I was watching one of my favorite action thrillers the other day, Swordfish, starring Hugh Jackman, John Travolta, Halle Berry, and Don Cheadle. It is a movie about a father, who happens to be one of the best computer hackers, wanted by Travolta’s character to create a computer “worm” of devastating proportions. While that is the main story line, how Travolta lures Jackman, a federally convicted hacker to cooperating, is by promising Jackman the only thing that matters to him.
Berry’s character mentions the name of Jackman’s daughter in the movie, “Holly”, and sensing that she is in danger, he calls his ex-wife “Mel” to ask to talk to his daughter. But a judge ruled that he was to have no contact with his daughter, and the ex-wife is more than happy to oblige the judge, and instead unleashes a torrent of ugliness and shame directed at “Stan” and stating that his daughter wants nothing to do with him.
Now, so far, this does not seem like that far of a stretch for how “dads” are portrayed in these situations.
But what happens next is what is usually not portrayed. “Stan” decides to take up Travolta’s offer which of course will take care of all the requirements to lift the judge’s orders. In his excitement, he decides to try to see his daughter, although clearly violating a court’s order, so that he can tell her the good news. Keep in mind, his ex-wife has been telling him that “Holly” wants nothing to do with him, and all other kinds of bad things.
“Holly” is in the process of calling a taxi, because her mother is passed out drunk and has forgotten to pick her up from school. “Stan” without being noticed, simply asks, “need a ride?” “Holly” recognizing her father, excitedly jumps up and runs into her father’s arms for a huge hug. Clearly, not feeling about her father, the way that “Mel” portrayed.
This is a portrayal in the movies that is rarely seen. And I would argue, is far more common than is really known. It is called “parental alienation.”
This behavior is heinous, harmful, and many times, irreversible. One parent is delusional in thinking that they can convince their child to hate the other parent, who has clearly done nothing to the child other than be the loving parent they have ever known. This is purely only an attempt at revenge for taking away the “perfect” world that parent believes they were entitled to, regardless how destructive the marriage had become. The other parent “needs to pay.”
Making the non-custodial parent feel guilt about the absence from the child’s life, attacking the character of the other parent, not recognizing efforts by the non-custodial parent to correct and deal with certain situations are hard enough, without drawing the children into it. But what a custodial parent believes is the right and entitled thing to do, while being successful in penalizing the non-custodial parent, it will, and I emphasize WILL come at the expense of any child drawn into the middle of the battle between the parents.

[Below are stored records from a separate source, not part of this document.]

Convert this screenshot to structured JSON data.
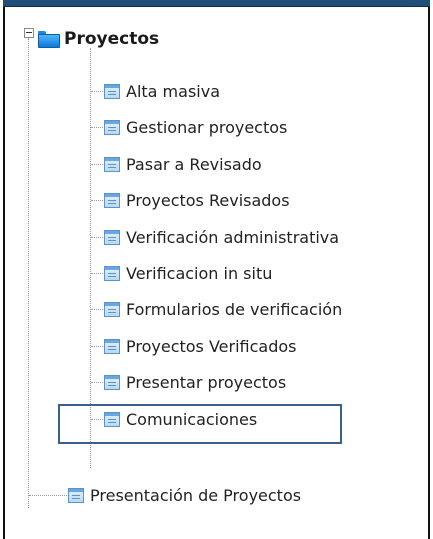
{
  "tree": {
    "root": {
      "label": "Proyectos",
      "icon": "folder-icon",
      "expanded": true,
      "children": [
        {
          "label": "Alta masiva",
          "icon": "document-icon"
        },
        {
          "label": "Gestionar proyectos",
          "icon": "document-icon"
        },
        {
          "label": "Pasar a Revisado",
          "icon": "document-icon"
        },
        {
          "label": "Proyectos Revisados",
          "icon": "document-icon"
        },
        {
          "label": "Verificación administrativa",
          "icon": "document-icon"
        },
        {
          "label": "Verificacion in situ",
          "icon": "document-icon"
        },
        {
          "label": "Formularios de verificación",
          "icon": "document-icon"
        },
        {
          "label": "Proyectos Verificados",
          "icon": "document-icon"
        },
        {
          "label": "Presentar proyectos",
          "icon": "document-icon",
          "highlighted": true
        },
        {
          "label": "Comunicaciones",
          "icon": "document-icon"
        }
      ]
    },
    "sibling": {
      "label": "Presentación de Proyectos",
      "icon": "document-icon"
    }
  },
  "colors": {
    "highlight_border": "#3a5f8c",
    "folder_blue": "#1f86d9",
    "frame": "#111111"
  }
}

By pitting a child against the non-custodial parent, the custodial parent has done irreparable damage to the non-custodial parent (which does not matter to the custodial parent), but also does the damage to the child. Taking time away from the memories that should have been shared, and can never be gotten back, will cause extreme resentment by the child. While the custodial parent believes that the child will hate the other parent, it will actually be the other way around, because some day, the child will figure out on their own, the truth what happened why the other parent had no other choice but to be absent. And because that custodial parent took that away from the child, the child will hate that custodial parent. And now the relationships with both parents have been destroyed. This is not the fault of the parent trying to do the correct things just to be a part of their child’s life.
This issue is not gender sensitive either. Just because it is a daughter does not mean that she will not hate her mother, or a son hate his father. The fact is, it will happen. This legal issues that keep a non-custodial parent from their child, can be resolved at some point, if allowed. But when a parent chooses parental alienation by bad-mouthing the other parent to the child, playing head games with the other parent for psychological gain, and the time and memories lost forever, cannot be replaced.
But then again, this is something that you will rarely see shown on TV or in the movies. It is more popular to enrage emotions against a villain rather to show compassion for a situation that no one truly knows everything that is going on.
I like “Swordfish” for another reason now besides the action thriller it is.